Database Inserts - Transaction Table

Does the process of inserting data with Code matter for performance?

When inserting data in F&O, there are several best practices on how to do this from MSFT. But for this specific type of workload, do those best practices really matter? Can I code up a solution that is less than ideal and still have a workable solution? Let's find out. This will only look at Azure hosted VM performance for the time being.

Firstly, as a refresher, we'll be reviewing the basic workloads outlined here: In this series of tests, we'll be looking at table SalesTable.

The Results

Single Insert

The basic test used here is available at

Similar to other tests, we're looking at a workload size of 1, 10, 250, and 1000 to see how the workload size changes performance characteristics. You can see as we perform more inserts, the overall throughput increases for the workload size. This is likely due to caching of some sort in SQL related to the transaction and/or query plan.

Multiple Insert

The basic test used here is available at

Just like the last graph, we can see that overall the workloads have more throughput as the workload size increases. This is different from the last workload in that we're creating only 1 transaction so we're seeing improved performance overall for nearly all instances. Also, its interesting that the workload size of 1000 appears to have worse performance than the workload at a size of 250 records. This is likely due to SQL downgrading the entire transaction from being in memory to being a disk based temporary table.

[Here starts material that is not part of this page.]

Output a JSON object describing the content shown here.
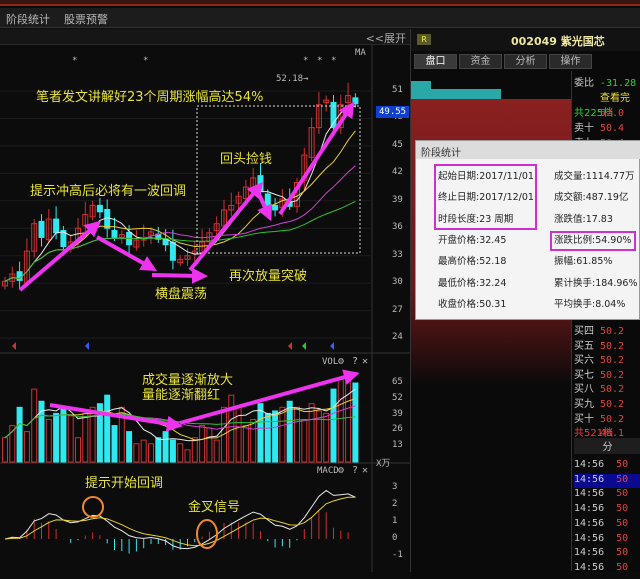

This behavior is expected but something to keep an eye out for if the highest of performance metrics must be met for your workload.


The basic test used here is available at This wasn't tested as it didn't seem to fit specifically how one would create Sales Orders. let me know if you'd like to find a way to test this.

Query Insert_RecordSet

Similar to the Insert_RecordSet test, this workload wasn't tested either for the same reasons.


The basic test used here is available at

This is very similar to the Multiple Insert pattern tested above. A record insert size of more than 1 and less than approximately 500 or so seems to be the sweet spot for this type of insert.


The basic test used here is available at

Similar to the RecordInsertList workload. Single record insert performance is slightly worse but about everything else remains the same.


This wasn't tested for the same reasons as Insert_RecordSet and the Query based Insert_RecordSet weren't tested.


For this table, SalesTable, and the given workloads, the Multiple Insert pattern appears to be the most performant by a small margin followed by the RecordInsertList pattern then RecordSortedList pattern. The Single Insert pattern is in a distant last place. However, overall the performance metrics are pretty dissapointing.